::: SOURCE INFORMATION

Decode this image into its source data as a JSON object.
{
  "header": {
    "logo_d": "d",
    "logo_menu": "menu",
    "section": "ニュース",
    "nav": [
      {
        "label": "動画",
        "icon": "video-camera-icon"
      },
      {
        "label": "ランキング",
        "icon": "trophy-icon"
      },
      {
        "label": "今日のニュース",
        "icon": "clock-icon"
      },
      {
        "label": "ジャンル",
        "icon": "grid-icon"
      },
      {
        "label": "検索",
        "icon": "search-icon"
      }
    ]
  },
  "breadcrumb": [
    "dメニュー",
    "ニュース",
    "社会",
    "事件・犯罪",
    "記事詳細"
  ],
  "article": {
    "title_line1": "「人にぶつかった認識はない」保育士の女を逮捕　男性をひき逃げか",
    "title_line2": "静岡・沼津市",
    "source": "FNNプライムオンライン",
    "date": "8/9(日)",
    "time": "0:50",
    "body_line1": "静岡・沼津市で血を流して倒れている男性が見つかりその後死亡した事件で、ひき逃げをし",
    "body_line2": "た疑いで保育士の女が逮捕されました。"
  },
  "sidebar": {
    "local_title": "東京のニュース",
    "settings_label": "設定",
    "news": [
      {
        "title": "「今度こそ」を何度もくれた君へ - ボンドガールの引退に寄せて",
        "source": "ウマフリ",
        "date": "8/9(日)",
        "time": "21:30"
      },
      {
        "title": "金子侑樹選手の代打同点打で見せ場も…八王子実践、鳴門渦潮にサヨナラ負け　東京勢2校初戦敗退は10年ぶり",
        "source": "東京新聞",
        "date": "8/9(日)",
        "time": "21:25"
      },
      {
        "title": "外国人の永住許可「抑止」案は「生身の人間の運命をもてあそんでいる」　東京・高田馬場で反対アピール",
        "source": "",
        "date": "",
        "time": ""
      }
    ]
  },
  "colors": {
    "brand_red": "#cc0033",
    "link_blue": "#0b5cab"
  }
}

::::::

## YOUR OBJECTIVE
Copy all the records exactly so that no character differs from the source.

## ANSWER TO THIS TASK
Decode this image into its source data as a JSON object.
{
  "header": {
    "logo_d": "d",
    "logo_menu": "menu",
    "section": "ニュース",
    "nav": [
      {
        "label": "動画",
        "icon": "video-camera-icon"
      },
      {
        "label": "ランキング",
        "icon": "trophy-icon"
      },
      {
        "label": "今日のニュース",
        "icon": "clock-icon"
      },
      {
        "label": "ジャンル",
        "icon": "grid-icon"
      },
      {
        "label": "検索",
        "icon": "search-icon"
      }
    ]
  },
  "breadcrumb": [
    "dメニュー",
    "ニュース",
    "社会",
    "事件・犯罪",
    "記事詳細"
  ],
  "article": {
    "title_line1": "「人にぶつかった認識はない」保育士の女を逮捕　男性をひき逃げか",
    "title_line2": "静岡・沼津市",
    "source": "FNNプライムオンライン",
    "date": "8/9(日)",
    "time": "0:50",
    "body_line1": "静岡・沼津市で血を流して倒れている男性が見つかりその後死亡した事件で、ひき逃げをし",
    "body_line2": "た疑いで保育士の女が逮捕されました。"
  },
  "sidebar": {
    "local_title": "東京のニュース",
    "settings_label": "設定",
    "news": [
      {
        "title": "「今度こそ」を何度もくれた君へ - ボンドガールの引退に寄せて",
        "source": "ウマフリ",
        "date": "8/9(日)",
        "time": "21:30"
      },
      {
        "title": "金子侑樹選手の代打同点打で見せ場も…八王子実践、鳴門渦潮にサヨナラ負け　東京勢2校初戦敗退は10年ぶり",
        "source": "東京新聞",
        "date": "8/9(日)",
        "time": "21:25"
      },
      {
        "title": "外国人の永住許可「抑止」案は「生身の人間の運命をもてあそんでいる」　東京・高田馬場で反対アピール",
        "source": "",
        "date": "",
        "time": ""
      }
    ]
  },
  "colors": {
    "brand_red": "#cc0033",
    "link_blue": "#0b5cab"
  }
}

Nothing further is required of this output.